Truth be known - the most frustrating thing about doing business with a company is usually the little things. Those recurring annoyances that drive you crazy until you've finally had enough and you find an alternative.
This has always been the case, but I think the recent Coronavirus pandemic magnified the problem. Some companies thrived during the pandemic and are still thriving.
It's a given that successful companies in any industry have a good product. After that, I believe customer service is what elevates some companies above their competitors. Some companies prioritize customer service and it is integral to their culture and a part of their DNA.
Unfortunately, you often have to buy from a company in order to experience their either good or lacking customer service. That might be okay for trying a restaurant for the first time, but when purchasing pet insurance, that's not ideal.
I'm going to reveal several ways you might get an idea about the priority a company places on customer service in the pet insurance industry.
But, first, I want to go over a bad example and a good example of customer service I've personally experienced in the past month. As you read this, think about similar experiences you've had lately.
Example of bad customer service:
My wife and I stopped at a Wendy's for lunch on the way to one of our grandchildren's soccer games in another town. There were 3 cars ahead of us in the drive-thru. We gave our order and then had to wait about 20 minutes to receive it and one of the orders was wrong. We ended up being a few minutes late to the game. This isn't how "fast food" is supposed to be.
Just as an aside, our recent experience at Chick-fil-A was totally different. Good customer service is definitely part of their culture. If you've used a Chick-fil-A drive-thru, you know it is always a long line, but they have adequate staff and a routine to make sure that the line moves quickly. It's not surprising it has ranked as the best fast-food chain for 7 years in a row!
Example of good customer service:
During routine maintenance at a dealership, we were informed that my wife's car needed a brake job. The car has almost 60,000 miles on it and this is the first time the brakes had needed attention. We tried to schedule this at the dealership, but it was going to be about 6 weeks before they could get to it. Because of a couple of personal referrals my wife got where she works, this week I took my wife's car in to Christian Brothers Automotive. We had scheduled an appointment ahead of time.
Upon arrival, the repair shop's approximately 10 bays were full with mechanics working on cars. There appeared to be quite a few cars in the parking lot possibly also awaiting service. After checking in, and as I was driving out of their parking lot, I received a text that our car had been checked in and I would be notified after they had inspected the brakes with an estimate.
About 45 minutes later, I received a detailed estimate via text message. I was able to simply check a box to approve the repairs and send it back to them. I immediately received a text that the parts were being ordered and I'd receive a text when the repair was completed. About 5 hours after leaving my wife's car with the repair shop, I received a text that the car was ready for pickup with a total amount due.
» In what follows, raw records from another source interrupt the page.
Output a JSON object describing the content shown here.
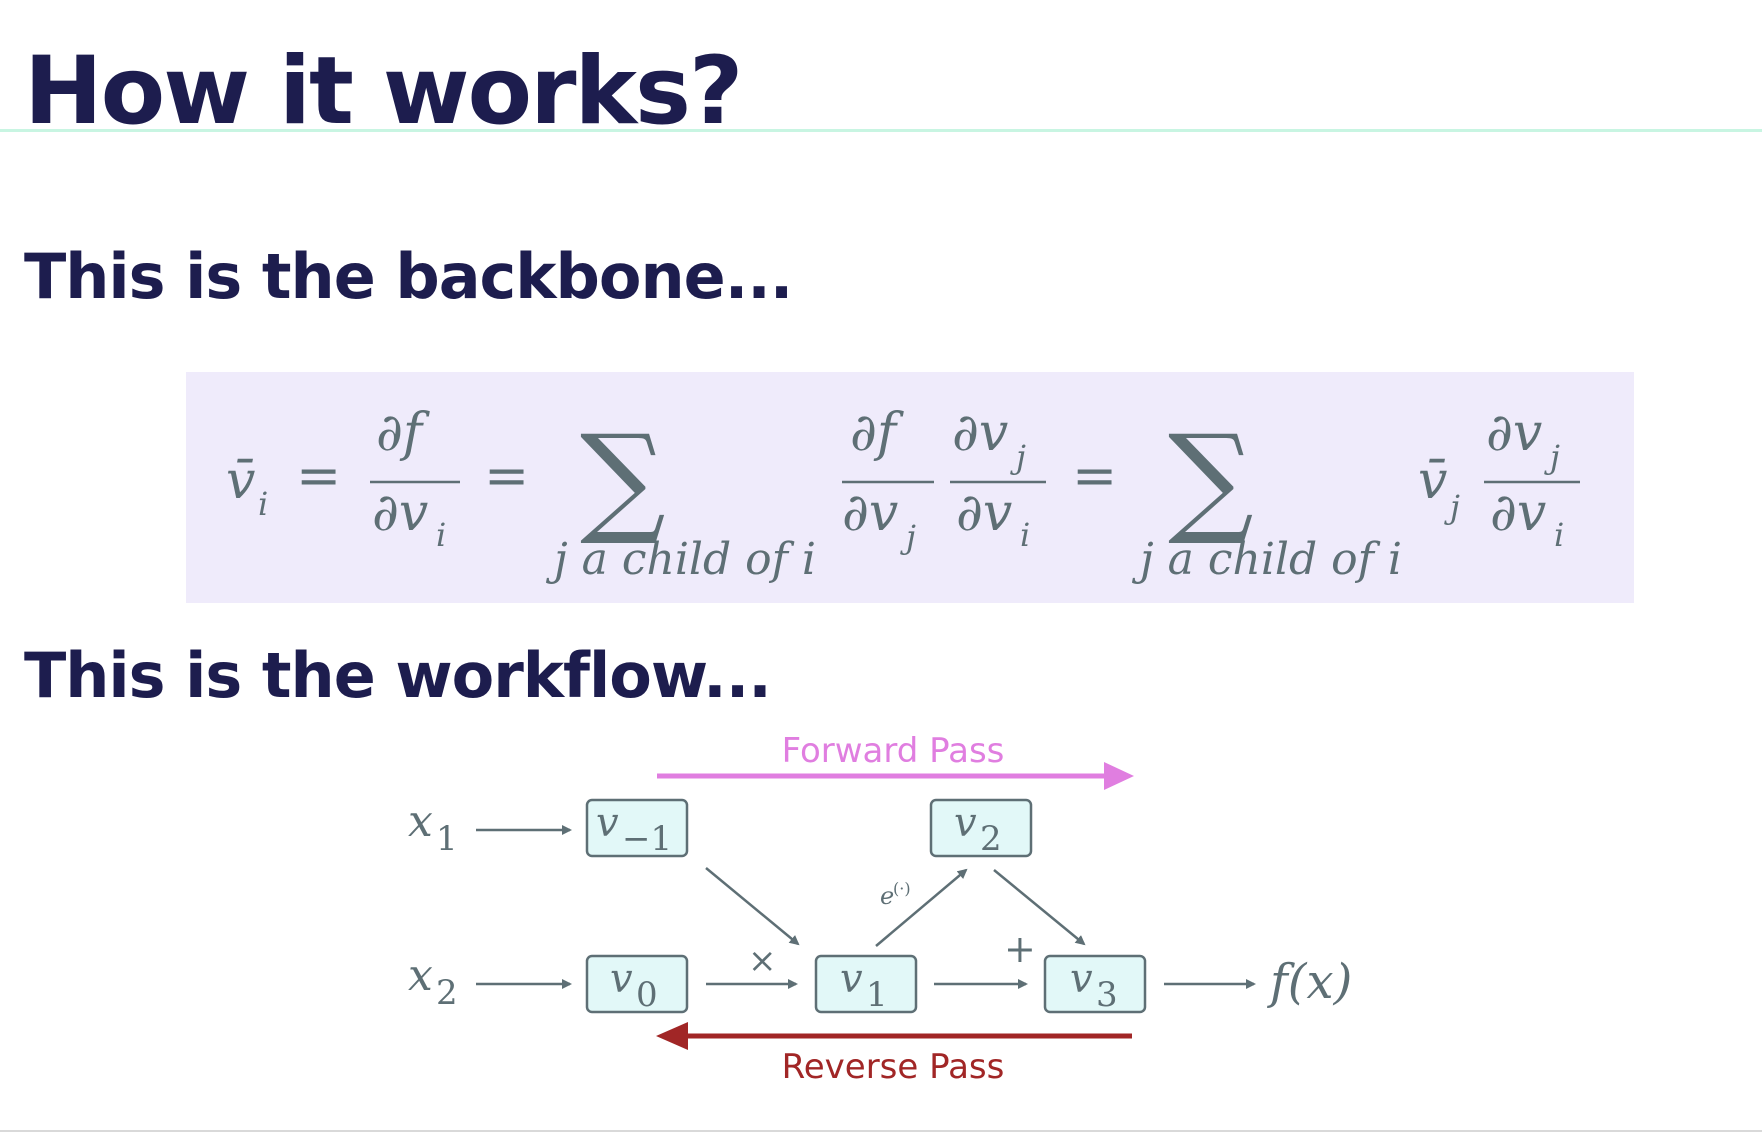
{
  "slide": {
    "title": "How it works?",
    "backbone_heading": "This is the backbone...",
    "workflow_heading": "This is the workflow..."
  },
  "formula": {
    "lhs": "v̄",
    "lhs_sub": "i",
    "df": "∂f",
    "dvi": "∂v",
    "i": "i",
    "j": "j",
    "dvj": "∂v",
    "equals": "=",
    "sigma": "∑",
    "sum_under": "j a child of i",
    "vbar_j": "v̄"
  },
  "diagram": {
    "forward_label": "Forward Pass",
    "reverse_label": "Reverse Pass",
    "forward_color": "#e07ee0",
    "reverse_color": "#a12626",
    "node_fill": "#e2f8f8",
    "node_stroke": "#5e6f75",
    "inputs": {
      "x1": "x",
      "x1_sub": "1",
      "x2": "x",
      "x2_sub": "2"
    },
    "nodes": [
      {
        "id": "v-1",
        "base": "v",
        "sub": "−1"
      },
      {
        "id": "v0",
        "base": "v",
        "sub": "0"
      },
      {
        "id": "v1",
        "base": "v",
        "sub": "1"
      },
      {
        "id": "v2",
        "base": "v",
        "sub": "2"
      },
      {
        "id": "v3",
        "base": "v",
        "sub": "3"
      }
    ],
    "op_multiply": "×",
    "op_add": "+",
    "op_exp": "e",
    "op_exp_sup": "(·)",
    "output": "f(x)"
  }
}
Needless to say, I was impressed and told them so.
How to evaluate pet insurance company customer service
1) Call the company with several questions. Was someone available to answer your questions? How long did it take for you to talk to a live person? Were you able to get all of your questions answered satisfactorily?
I recently had a user of the Pet Insurance Toolkit email me saying he had narrowed his choice down to 2 companies. He liked the deductible one company offered better, but he repeatedly had trouble getting in touch with them. Therefore, he bought a policy from the other company who always had someone immediately available to answer his questions regardless of when he called.
I've had numerous pet parents tell me that after narrowing their choice down to 2 or 3 companies, calling and talking with a company representative at each company usually sealed the deal because it gave them a sense of the customer service they might expect from each company.
Not all companies are available 24/7. Will there be someone to answer at least general questions about your policy in the middle of the night/weekends/holidays? You might try calling companies at different times of the day/night.
Some companies offer a 24/7 vet helpline to answer medical questions about your pet. This might actually save you a visit to the emergency room.
While not widely available yet 24/7, the ability to verify that a condition is covered should be considered a customer service issue. If you or your vet needed to know if something was covered, regardless of the time of day/night, will there be someone available to verify that for you. When a potentially large claim is involved, knowing this information may be the deciding factor on whether to proceed with treatment or not.
2) Email the company. How long did it take for them to get back with you?
3) Is online chat available? If so, try it. Did it work satisfactorily?
4) Read reviews, but sometimes it is hard to filter reviews for specifically customer service related complaints.
5) Does the company have an app or at least an online customer portal where you can access policy information, pending claims, etc.?
6) How easy is it to file a claim?
7) Will the company acknowledge when they receive a filed claim and keep you informed as to the progress of adjudicating the claim (like the repair shop did when we had my wife's car repaired).
8) Ask how long it usually takes to get reimbursed after a claim is filed? It may only take 2-3 days with some companies (with direct deposit) while it could take a couple of weeks or longer with other companies.
While what a company's pet insurance policy covers, how much it costs you, etc. are important factors you should consider, don't forget to also consider a company's customer service. Once you've narrowed down your list of companies based on other factors important to you, the best way to gauge the level of customer service is to simply call the companies you're seriously considering and ask the questions above and any others you may have.